[Material for the task]
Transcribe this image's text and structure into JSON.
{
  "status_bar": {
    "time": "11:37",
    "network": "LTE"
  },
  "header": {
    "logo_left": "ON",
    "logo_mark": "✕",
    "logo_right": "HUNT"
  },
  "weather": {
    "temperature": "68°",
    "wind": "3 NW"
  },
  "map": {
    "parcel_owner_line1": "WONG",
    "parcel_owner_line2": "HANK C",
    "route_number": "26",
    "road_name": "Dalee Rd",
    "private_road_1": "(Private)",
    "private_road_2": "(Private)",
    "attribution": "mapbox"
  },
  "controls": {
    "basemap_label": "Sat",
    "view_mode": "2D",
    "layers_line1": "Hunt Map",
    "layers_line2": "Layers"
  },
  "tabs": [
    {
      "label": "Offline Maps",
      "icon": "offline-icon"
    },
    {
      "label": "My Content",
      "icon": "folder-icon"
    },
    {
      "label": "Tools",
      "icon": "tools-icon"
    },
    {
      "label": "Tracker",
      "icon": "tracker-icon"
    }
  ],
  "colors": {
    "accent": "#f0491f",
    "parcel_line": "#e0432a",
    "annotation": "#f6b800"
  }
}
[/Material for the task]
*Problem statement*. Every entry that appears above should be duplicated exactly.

*Result*.
Transcribe this image's text and structure into JSON.
{
  "status_bar": {
    "time": "11:37",
    "network": "LTE"
  },
  "header": {
    "logo_left": "ON",
    "logo_mark": "✕",
    "logo_right": "HUNT"
  },
  "weather": {
    "temperature": "68°",
    "wind": "3 NW"
  },
  "map": {
    "parcel_owner_line1": "WONG",
    "parcel_owner_line2": "HANK C",
    "route_number": "26",
    "road_name": "Dalee Rd",
    "private_road_1": "(Private)",
    "private_road_2": "(Private)",
    "attribution": "mapbox"
  },
  "controls": {
    "basemap_label": "Sat",
    "view_mode": "2D",
    "layers_line1": "Hunt Map",
    "layers_line2": "Layers"
  },
  "tabs": [
    {
      "label": "Offline Maps",
      "icon": "offline-icon"
    },
    {
      "label": "My Content",
      "icon": "folder-icon"
    },
    {
      "label": "Tools",
      "icon": "tools-icon"
    },
    {
      "label": "Tracker",
      "icon": "tracker-icon"
    }
  ],
  "colors": {
    "accent": "#f0491f",
    "parcel_line": "#e0432a",
    "annotation": "#f6b800"
  }
}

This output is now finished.